Then there’s the putatively progressive teaching of Mem Fox’s "Ten Little Fingers and Ten Little Toes." The book starts by advocating for an admirable if ingenuous color-blindness, suggesting that our shared number of digits reflects a common humanity. But this universalism is undercut in the book’s final pages, by the arrival of a baby who is “truly divine, / a sweet little child who is mine, all mine.” So which is it: Are we all the same, or are a few of us actually special snowflakes?
I was surprised to find that some of the darkest messages emerged from a book I remembered fondly: "Pat the Bunny." What I did not recall were the disturbingly Oedipal fantasies that circulate within it. In its brief span, Dorothy Kunhardt’s bestseller asks you to adopt the persona, first, of a little boy, who “puts his finger through Mummy’s ring,” and then, a little girl, stroking her father’s five o’clock shadow.

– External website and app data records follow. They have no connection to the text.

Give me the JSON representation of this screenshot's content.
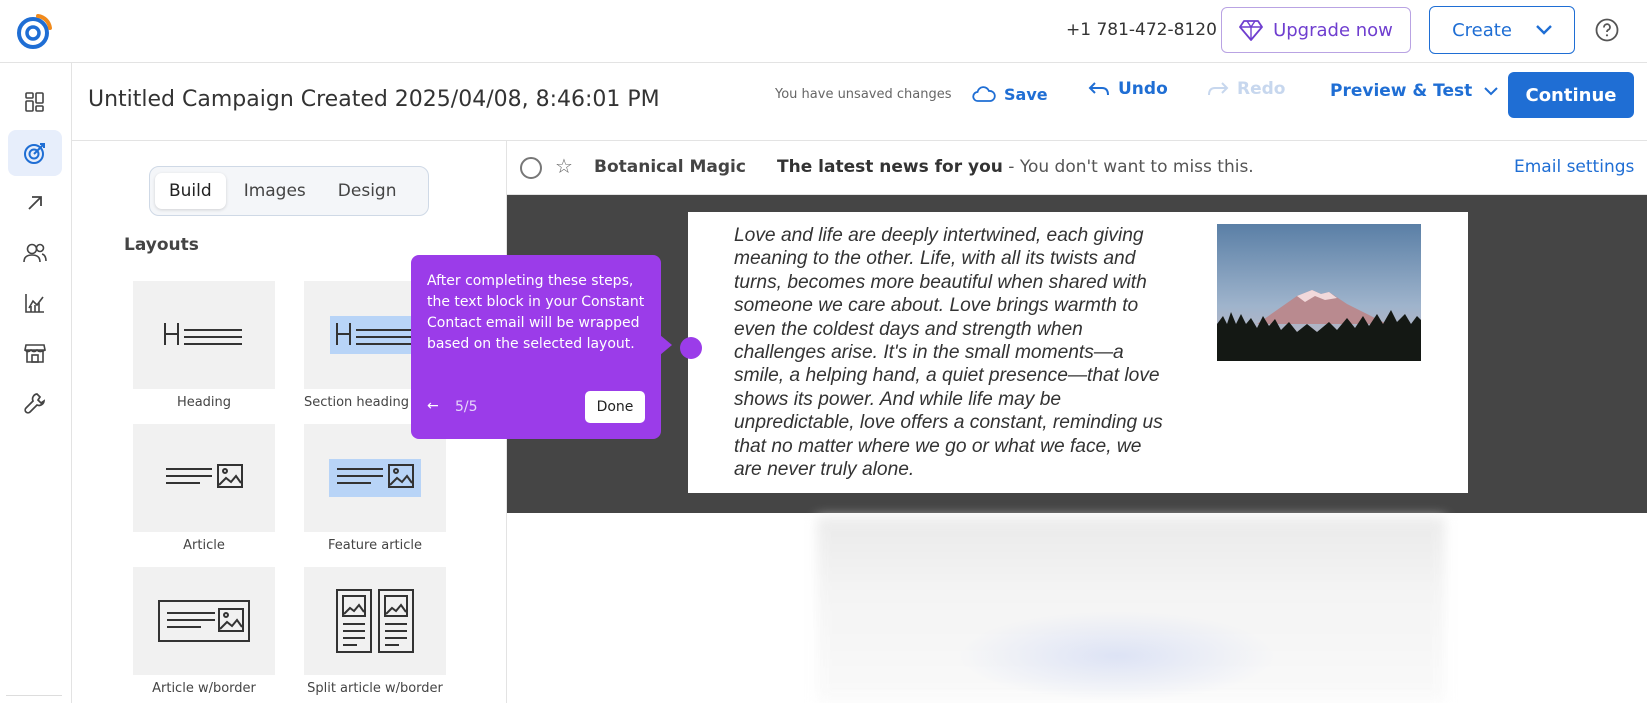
{
  "topbar": {
    "phone": "+1 781-472-8120",
    "upgrade_label": "Upgrade now",
    "create_label": "Create"
  },
  "header": {
    "campaign_title": "Untitled Campaign Created 2025/04/08, 8:46:01 PM",
    "unsaved_text": "You have unsaved changes",
    "save_label": "Save",
    "undo_label": "Undo",
    "redo_label": "Redo",
    "preview_label": "Preview & Test",
    "continue_label": "Continue"
  },
  "leftnav": {
    "items": [
      "dashboard-icon",
      "campaigns-icon",
      "outreach-icon",
      "contacts-icon",
      "reporting-icon",
      "store-icon",
      "tools-icon"
    ]
  },
  "panel": {
    "tabs": [
      "Build",
      "Images",
      "Design"
    ],
    "active_tab": "Build",
    "section_title": "Layouts",
    "layouts": [
      "Heading",
      "Section heading",
      "Article",
      "Feature article",
      "Article w/border",
      "Split article w/border"
    ]
  },
  "email": {
    "sender": "Botanical Magic",
    "subject_bold": "The latest news for you",
    "subject_rest": " - You don't want to miss this.",
    "settings_label": "Email settings",
    "body_text": "Love and life are deeply intertwined, each giving meaning to the other. Life, with all its twists and turns, becomes more beautiful when shared with someone we care about. Love brings warmth to even the coldest days and strength when challenges arise. It's in the small moments—a smile, a helping hand, a quiet presence—that love shows its power. And while life may be unpredictable, love offers a constant, reminding us that no matter where we go or what we face, we are never truly alone."
  },
  "tooltip": {
    "text": "After completing these steps, the text block in your Constant Contact email will be wrapped based on the selected layout.",
    "back_symbol": "←",
    "step": "5/5",
    "done_label": "Done"
  },
  "colors": {
    "brand_blue": "#1f6ed4",
    "tooltip_purple": "#9b3ce9",
    "upgrade_purple": "#6f3ecf"
  }
}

In case anyone suspects over-reading, it's worth noting that picture books have come in for increased scrutiny in recent years. Yale professor Paul Fry has taught a literary theory class using "Tony the Tow Truck," while a well-known parenting blogger recently published a masterly deconstruction of "Good Night, Moon." (It notes, among other things, the oddness of having a “black office telephone” beside the little rabbit’s bedside: “Who’s calling, his financial adviser?”) Providing further ballast: a 2012 study entitled, "Have a Carrot: Hidden Messages in Margaret Wise Brown’s Runaway Bunny Trilogy and Other Popular Picture Books." On the popular front, Adam Mansbach’s "Go the F*ck to Sleep," while appearing to provide a light-hearted outlet for parental frustration, also parodies the soporific trajectory of practically every story written for kids under five: something exciting happens, it ends, and then everyone has to go, you know, to sleep.
What seems less recognized, however, is that picture books are not only efficient conveyers of ideologies, but that many have been shaped by publishers eager to ensure the ideas they deliver are “correct.” Eric Carle, for instance, has complained that he was pressured to add the penitent coda to his hungry caterpillar’s week-long binge: on Sunday, “he ate through one nice green leaf and after that he felt much better.” As Carle explained to "The Paris Review," “[i]ncluding the punitive stomachache ruined the effect. It compromised the book… I see children doing what they like, which is eating, and doing it without the shame or remorse later drilled into them by Judeo-Christian ethics.” Similarly, when "Goodnight Moon" author Margaret Wise Brown was asked by her publishers to change the ending of "The Runaway Bunny," she responded with the following punch line: “Have a carrot.”
This brief survey excludes books with far more obviously objectionable content: "Little Black Sambo," say, or "The Five Chinese Brothers." Just this January, author Malcolm Jones wrote an article detailing the “unbelievably racist world of classic children’s literature” — a tradition for which the publishing industry, he points out, has worked strenuously to atone. Yet even the most “achingly forward thinking and politically correct books,” to borrow Jones’s phrase, can harbor ideas we don’t want to endorse. Didacticism doesn’t guarantee the lesson being taught is right. It’s nice to learn something from picture books. But we shouldn’t have to.